Stygia: Beyond Gehenna there is a muddy swamp that is, in fact, the flood plain of the River Styx. This swamp is filled with the souls of the wrathful, biting and rending one another and anything else they can get their hands upon. Islands in the swamp hold the citadels of demon lords, their followers fishing for souls and other critters in the swamp. Phlegyas ferries souls across the river to the quays of Dis.
At this point, NOD 11 should contain the first half of these upper circles of Hell – the northern half, so to speak. NOD 12 will finish it with the second half. NOD 14 will cover the lower hells.
Dis: Dis is the great metropolis of Hell. It covers an entire circle of hell, and does for the souls imprisoned within what modern cities do to their inhabitants – the torture of a thousand daily frustrations. The city is a maze of dark alleys, burning plazas, tombs, sepulchers, catacombs, brazen towers and the great parliament of Hell, the Pandaemonium. I’m picturing Dis with a Persian/Byzantine feel. Many demon lords have “townhouses” within Dis.
Dis will probably occupy NOD 13 – an appropriate issue for it, I suppose.
Avernus: Avernus is the first of the lower Hells, and here Dante started regretting the whole nine circles of Hell thing, because he starts packing different geographies into each circle. The seventh circle has three geographies, which Dante presents as rings (and I do this on my initial map), but I’m now thinking of doing as bands instead. The first is a badland of jagged, maze-like canyons inhabited by minotaurs. The burning river of Phlegethon flows through these canyons. This boiling river is home to tyrants and warlords. As they attempt to escape the river, they are set upon by the centaurs that patrol the banks.

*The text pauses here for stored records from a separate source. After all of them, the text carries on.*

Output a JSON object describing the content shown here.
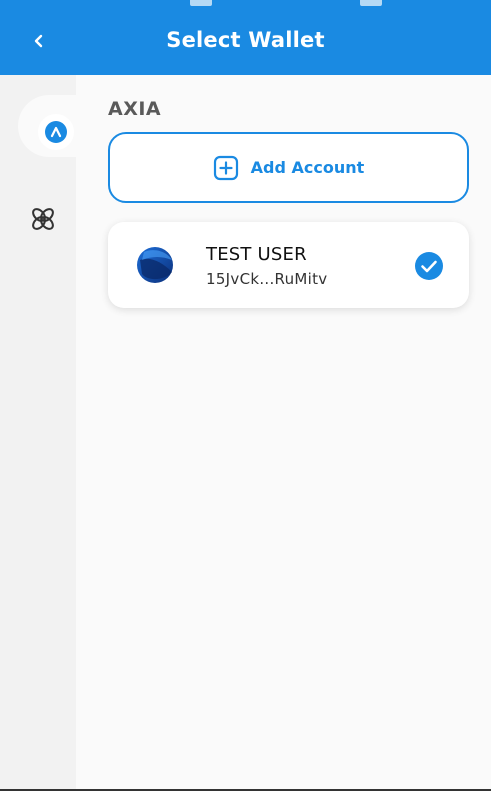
{
  "header": {
    "title": "Select Wallet",
    "back_icon": "chevron-left-icon"
  },
  "sidebar": {
    "chains": [
      {
        "name": "axia",
        "icon": "axia-logo-icon",
        "selected": true
      },
      {
        "name": "other-chain",
        "icon": "link-chain-icon",
        "selected": false
      }
    ]
  },
  "section": {
    "label": "AXIA"
  },
  "add_account": {
    "label": "Add Account",
    "icon": "plus-square-icon"
  },
  "accounts": [
    {
      "name": "TEST USER",
      "address": "15JvCk...RuMitv",
      "selected": true
    }
  ],
  "colors": {
    "accent": "#1a8ae2",
    "background": "#fafafa",
    "sidebar": "#f2f2f2"
  }
}
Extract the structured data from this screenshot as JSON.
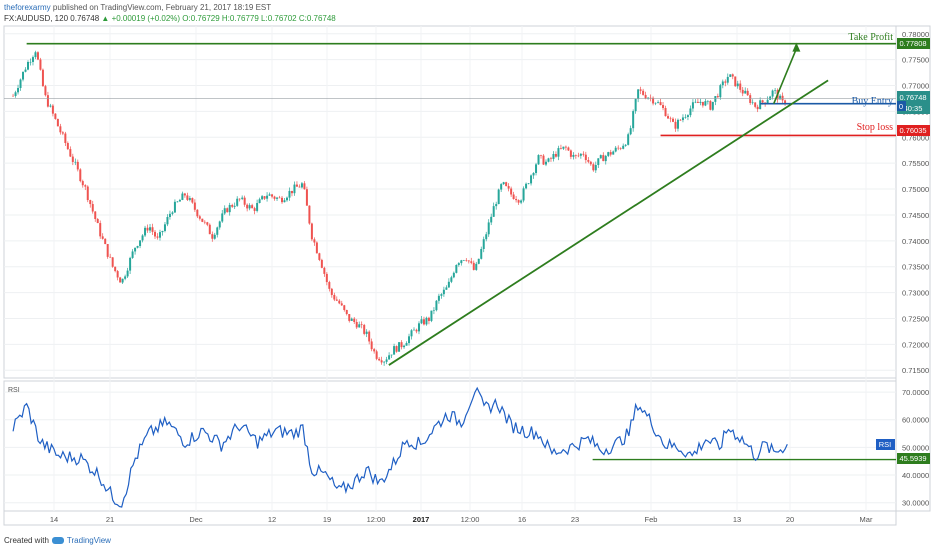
{
  "header": {
    "username": "theforexarmy",
    "published_text": "published on TradingView.com, February 21, 2017 18:19 EST",
    "symbol_line": "FX:AUDUSD, 120",
    "last": "0.76748",
    "change": "▲ +0.00019 (+0.02%)",
    "ohlc": "O:0.76729 H:0.76779 L:0.76702 C:0.76748"
  },
  "footer": {
    "created_with": "Created with",
    "brand": "TradingView"
  },
  "annotations": {
    "take_profit": "Take Profit",
    "buy_entry": "Buy Entry",
    "stop_loss": "Stop loss"
  },
  "axis_badges": {
    "take_profit": "0.77808",
    "current_price": "0.76748",
    "countdown": "40:35",
    "zero_flag": "0",
    "stop_loss": "0.76035",
    "rsi_label": "RSI",
    "rsi_value": "45.5939"
  },
  "colors": {
    "bull": "#26a69a",
    "bear": "#ef5350",
    "trendline": "#2e7d1e",
    "take_profit": "#2e7d1e",
    "buy_entry": "#1b5aa6",
    "stop_loss": "#e02020",
    "rsi_line": "#1f5fc4"
  },
  "chart_data": [
    {
      "type": "candlestick",
      "symbol": "FX:AUDUSD",
      "timeframe": "120",
      "x_tick_labels": [
        "14",
        "21",
        "Dec",
        "12",
        "19",
        "12:00",
        "2017",
        "12:00",
        "16",
        "23",
        "Feb",
        "13",
        "20",
        "Mar"
      ],
      "y_tick_labels": [
        "0.78000",
        "0.77500",
        "0.77000",
        "0.76500",
        "0.76000",
        "0.75500",
        "0.75000",
        "0.74500",
        "0.74000",
        "0.73500",
        "0.73000",
        "0.72500",
        "0.72000",
        "0.71500"
      ],
      "ylim": [
        0.7135,
        0.7815
      ],
      "price_path": [
        {
          "x": 0,
          "price": 0.768
        },
        {
          "x": 3,
          "price": 0.774
        },
        {
          "x": 5,
          "price": 0.777
        },
        {
          "x": 7,
          "price": 0.768
        },
        {
          "x": 9,
          "price": 0.764
        },
        {
          "x": 11,
          "price": 0.76
        },
        {
          "x": 13,
          "price": 0.756
        },
        {
          "x": 16,
          "price": 0.75
        },
        {
          "x": 19,
          "price": 0.742
        },
        {
          "x": 22,
          "price": 0.735
        },
        {
          "x": 24,
          "price": 0.732
        },
        {
          "x": 27,
          "price": 0.739
        },
        {
          "x": 30,
          "price": 0.743
        },
        {
          "x": 32,
          "price": 0.74
        },
        {
          "x": 35,
          "price": 0.746
        },
        {
          "x": 38,
          "price": 0.749
        },
        {
          "x": 41,
          "price": 0.745
        },
        {
          "x": 44,
          "price": 0.741
        },
        {
          "x": 47,
          "price": 0.746
        },
        {
          "x": 50,
          "price": 0.748
        },
        {
          "x": 53,
          "price": 0.746
        },
        {
          "x": 56,
          "price": 0.749
        },
        {
          "x": 59,
          "price": 0.748
        },
        {
          "x": 62,
          "price": 0.75
        },
        {
          "x": 64,
          "price": 0.751
        },
        {
          "x": 66,
          "price": 0.741
        },
        {
          "x": 68,
          "price": 0.736
        },
        {
          "x": 70,
          "price": 0.73
        },
        {
          "x": 72,
          "price": 0.728
        },
        {
          "x": 74,
          "price": 0.725
        },
        {
          "x": 76,
          "price": 0.724
        },
        {
          "x": 78,
          "price": 0.722
        },
        {
          "x": 80,
          "price": 0.718
        },
        {
          "x": 82,
          "price": 0.717
        },
        {
          "x": 84,
          "price": 0.719
        },
        {
          "x": 86,
          "price": 0.72
        },
        {
          "x": 88,
          "price": 0.722
        },
        {
          "x": 90,
          "price": 0.724
        },
        {
          "x": 92,
          "price": 0.725
        },
        {
          "x": 94,
          "price": 0.729
        },
        {
          "x": 96,
          "price": 0.731
        },
        {
          "x": 98,
          "price": 0.736
        },
        {
          "x": 100,
          "price": 0.737
        },
        {
          "x": 102,
          "price": 0.734
        },
        {
          "x": 104,
          "price": 0.74
        },
        {
          "x": 106,
          "price": 0.746
        },
        {
          "x": 108,
          "price": 0.751
        },
        {
          "x": 110,
          "price": 0.749
        },
        {
          "x": 112,
          "price": 0.748
        },
        {
          "x": 114,
          "price": 0.752
        },
        {
          "x": 116,
          "price": 0.756
        },
        {
          "x": 118,
          "price": 0.755
        },
        {
          "x": 120,
          "price": 0.757
        },
        {
          "x": 122,
          "price": 0.758
        },
        {
          "x": 124,
          "price": 0.756
        },
        {
          "x": 126,
          "price": 0.757
        },
        {
          "x": 128,
          "price": 0.754
        },
        {
          "x": 130,
          "price": 0.756
        },
        {
          "x": 132,
          "price": 0.757
        },
        {
          "x": 134,
          "price": 0.758
        },
        {
          "x": 136,
          "price": 0.76
        },
        {
          "x": 138,
          "price": 0.769
        },
        {
          "x": 140,
          "price": 0.768
        },
        {
          "x": 142,
          "price": 0.767
        },
        {
          "x": 144,
          "price": 0.765
        },
        {
          "x": 146,
          "price": 0.762
        },
        {
          "x": 148,
          "price": 0.764
        },
        {
          "x": 150,
          "price": 0.766
        },
        {
          "x": 152,
          "price": 0.767
        },
        {
          "x": 154,
          "price": 0.766
        },
        {
          "x": 156,
          "price": 0.769
        },
        {
          "x": 158,
          "price": 0.772
        },
        {
          "x": 160,
          "price": 0.77
        },
        {
          "x": 162,
          "price": 0.768
        },
        {
          "x": 164,
          "price": 0.766
        },
        {
          "x": 166,
          "price": 0.767
        },
        {
          "x": 168,
          "price": 0.769
        },
        {
          "x": 170,
          "price": 0.7665
        },
        {
          "x": 171,
          "price": 0.7675
        }
      ],
      "trendline": [
        {
          "x": 83,
          "price": 0.716
        },
        {
          "x": 180,
          "price": 0.771
        }
      ],
      "levels": {
        "take_profit": 0.77808,
        "buy_entry": 0.7665,
        "stop_loss": 0.76035,
        "current_price": 0.76748
      },
      "projected_move": [
        {
          "x": 168,
          "price": 0.7665
        },
        {
          "x": 173,
          "price": 0.7779
        }
      ]
    },
    {
      "type": "line",
      "title": "RSI",
      "y_tick_labels": [
        "70.0000",
        "60.0000",
        "50.0000",
        "40.0000",
        "30.0000"
      ],
      "ylim": [
        27,
        74
      ],
      "support_level": 45.5939,
      "current_value": 45.5939,
      "rsi_path": [
        {
          "x": 0,
          "v": 57
        },
        {
          "x": 3,
          "v": 65
        },
        {
          "x": 6,
          "v": 52
        },
        {
          "x": 10,
          "v": 47
        },
        {
          "x": 15,
          "v": 46
        },
        {
          "x": 19,
          "v": 40
        },
        {
          "x": 22,
          "v": 32
        },
        {
          "x": 24,
          "v": 30
        },
        {
          "x": 27,
          "v": 46
        },
        {
          "x": 30,
          "v": 55
        },
        {
          "x": 34,
          "v": 59
        },
        {
          "x": 38,
          "v": 52
        },
        {
          "x": 42,
          "v": 56
        },
        {
          "x": 46,
          "v": 51
        },
        {
          "x": 50,
          "v": 58
        },
        {
          "x": 54,
          "v": 52
        },
        {
          "x": 58,
          "v": 56
        },
        {
          "x": 62,
          "v": 55
        },
        {
          "x": 64,
          "v": 57
        },
        {
          "x": 66,
          "v": 42
        },
        {
          "x": 69,
          "v": 40
        },
        {
          "x": 72,
          "v": 34
        },
        {
          "x": 75,
          "v": 37
        },
        {
          "x": 78,
          "v": 42
        },
        {
          "x": 81,
          "v": 37
        },
        {
          "x": 84,
          "v": 44
        },
        {
          "x": 87,
          "v": 53
        },
        {
          "x": 90,
          "v": 51
        },
        {
          "x": 93,
          "v": 57
        },
        {
          "x": 96,
          "v": 62
        },
        {
          "x": 99,
          "v": 59
        },
        {
          "x": 102,
          "v": 71
        },
        {
          "x": 104,
          "v": 64
        },
        {
          "x": 107,
          "v": 66
        },
        {
          "x": 110,
          "v": 58
        },
        {
          "x": 113,
          "v": 56
        },
        {
          "x": 116,
          "v": 55
        },
        {
          "x": 119,
          "v": 48
        },
        {
          "x": 123,
          "v": 50
        },
        {
          "x": 127,
          "v": 53
        },
        {
          "x": 130,
          "v": 49
        },
        {
          "x": 133,
          "v": 51
        },
        {
          "x": 136,
          "v": 55
        },
        {
          "x": 138,
          "v": 66
        },
        {
          "x": 141,
          "v": 59
        },
        {
          "x": 144,
          "v": 51
        },
        {
          "x": 147,
          "v": 50
        },
        {
          "x": 150,
          "v": 47
        },
        {
          "x": 153,
          "v": 53
        },
        {
          "x": 156,
          "v": 50
        },
        {
          "x": 158,
          "v": 57
        },
        {
          "x": 161,
          "v": 53
        },
        {
          "x": 164,
          "v": 47
        },
        {
          "x": 166,
          "v": 51
        },
        {
          "x": 168,
          "v": 48
        },
        {
          "x": 171,
          "v": 51
        }
      ]
    }
  ]
}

The Phlegethon then flows into a woodland of black, gnarled trees that are actually the souls of wastrels. The woods are haunted by hell hounds and harpies. Beyond the woodland is a desert of burning, black sands, where charred blasphemers are staked out on the sands to writhe and burn. Mulciber’s forge is located here, and sparks from this hammer fall from the sky like a rain of fire. The center of the ring is a great ravine of dark water – the River Eridanos – which flows over the side as a roaring waterfall. Here dwells Geryon, the only creature capable of carrying folk to Malebolge beyond.
Malebolge: Malebolge is a land of tall mountains and deep valleys, each valley being given over the a different punishment. The valleys are inhabited by the Malebranche devils, who do not permit folk to pass through unchallenged. Looking over the edge of Malebolge one sees the imprisoned titans chained to the miles high cliffs that lead down to the deepest hell, Cocytus.
Cocytus: Cocytus is a frozen land of icy mountains surrounding a great lake covered in ice of varying thickness. Great, gray afancs swim beneath the ice, sometimes breaking through to feast on intruders. At the center of Cocytus lies Lucifer, ruling his dark realm from chains.
Oh man, I'm already shivering in fear and anticipation of this wondrous work! Great teaser ;)ReplyDelete
amazing! i'll stay tuned . . .ReplyDelete
Sorry to come across as a pedant after such an awesome post, but Dante wrote in the 13th and 14th Centuries, not the 17th. :)ReplyDelete
Fabian - you're right - my error.ReplyDelete
A degree in Medieval Studies has very few uses! :DReplyDelete
Very cool stuff.ReplyDelete
I am doing something similar and collected all my older posts (And yours) into one spot.
Looking forward to seeing what you do.
I like the idea of a Burroughsian sort of approach.ReplyDelete
This sounds cool as hell!ReplyDelete
(Pun originally unintended, but I'm running with it.)
Wow just came across this post! Very cool idea! Man I hate your brain has such awesome thoughts. How about super heroes in hell! Just another thought. Cheers to this awesome work! You seem to get better & better!ReplyDelete